Asthma is a chronic disease of the airways that affects more than 300 million people worldwide. It is the number one illness leading to school absences in children, and accounts for more than 1.8 million emergency room visits annually. There is no cure; all current therapies focus on providing symptomatic relief and reducing the number and severity of attacks.
Lead researcher Mitchell H. Grayson said that understanding the molecular mechanisms by which asthma develops and establishes itself as a chronic disease is key to elucidating alternative and potentially curative therapies.
The researchers previously found evidence linking a human chemokine (protein) called CCL28 to the development of chronic asthma. However, this study is the first that examines structural analysis and its impact on disease development.

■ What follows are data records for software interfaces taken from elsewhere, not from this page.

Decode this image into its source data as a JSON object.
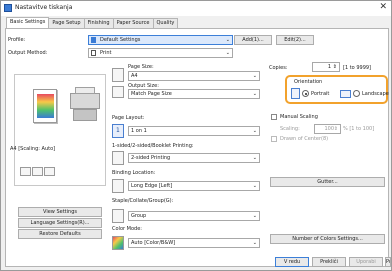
{
  "window": {
    "title": "Nastavitve tiskanja",
    "close": "✕"
  },
  "tabs": [
    "Basic Settings",
    "Page Setup",
    "Finishing",
    "Paper Source",
    "Quality"
  ],
  "profile": {
    "label": "Profile:",
    "value": "Default Settings",
    "add_label": "Add(1)...",
    "edit_label": "Edit(2)..."
  },
  "output_method": {
    "label": "Output Method:",
    "value": "Print"
  },
  "page_size": {
    "label": "Page Size:",
    "value": "A4"
  },
  "output_size": {
    "label": "Output Size:",
    "value": "Match Page Size"
  },
  "copies": {
    "label": "Copies:",
    "value": "1",
    "range": "[1 to 9999]"
  },
  "orientation": {
    "label": "Orientation",
    "portrait": "Portrait",
    "landscape": "Landscape",
    "selected": "portrait"
  },
  "page_layout": {
    "label": "Page Layout:",
    "value": "1 on 1"
  },
  "manual_scaling": {
    "label": "Manual Scaling",
    "scaling_label": "Scaling:",
    "scaling_value": "100",
    "scaling_range": "% [1 to 100]",
    "drawn_label": "Drawn of Center(8)"
  },
  "printing_mode": {
    "label": "1-sided/2-sided/Booklet Printing:",
    "value": "2-sided Printing"
  },
  "binding": {
    "label": "Binding Location:",
    "value": "Long Edge [Left]",
    "gutter_label": "Gutter..."
  },
  "staple": {
    "label": "Staple/Collate/Group(G):",
    "value": "Group"
  },
  "color_mode": {
    "label": "Color Mode:",
    "value": "Auto [Color/B&W]",
    "colors_button": "Number of Colors Settings..."
  },
  "preview": {
    "caption": "A4 [Scaling: Auto]"
  },
  "left_buttons": {
    "view_settings": "View Settings",
    "language_settings": "Language Settings(R)...",
    "restore_defaults": "Restore Defaults"
  },
  "footer": {
    "ok": "V redu",
    "cancel": "Prekliči",
    "apply": "Uporabi",
    "help": "Pomoč"
  }
}
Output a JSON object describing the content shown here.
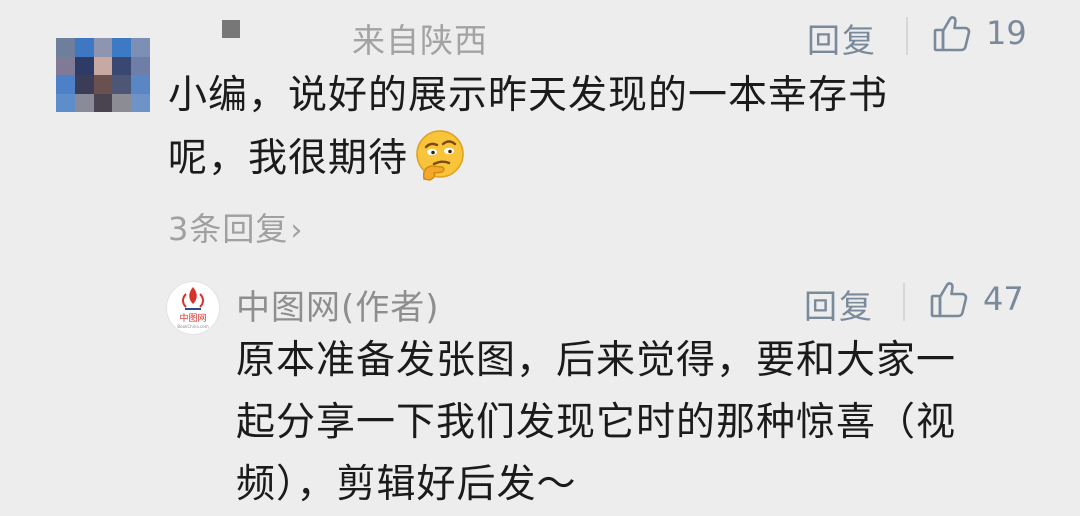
{
  "comment": {
    "location": "来自陕西",
    "reply_label": "回复",
    "like_count": "19",
    "text_line1": "小编，说好的展示昨天发现的一本幸存书",
    "text_line2": "呢，我很期待",
    "emoji": "thinking-face-emoji",
    "replies_link": "3条回复",
    "replies_chevron": "›"
  },
  "author_reply": {
    "author_name": "中图网(作者)",
    "reply_label": "回复",
    "like_count": "47",
    "avatar_text": "中图网",
    "avatar_subtext": "BookChina.com",
    "text_line1": "原本准备发张图，后来觉得，要和大家一",
    "text_line2": "起分享一下我们发现它时的那种惊喜（视",
    "text_line3": "频），剪辑好后发～"
  },
  "colors": {
    "background": "#ededed",
    "meta_text": "#a3a3a3",
    "action_text": "#7a8a9a",
    "body_text": "#1b1b1b",
    "brand_red": "#d8322b"
  }
}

Lead researcher Brian F. Volkman said that they found that even in the absence of a viral infection, CCL28 can play a role in the induction of asthma pathology, when the protein is natively folded. If unfolded, it does not.
Volkman continued that they propose that by exploiting the unique structural features of CCL28, potent and specific CCL28 inhibitors may be developed. This work is the first step in generating a novel type of asthma therapy that may have the power to prevent development of post-viral asthma in young children.
The findings are published in the Journal of Biological Chemistry.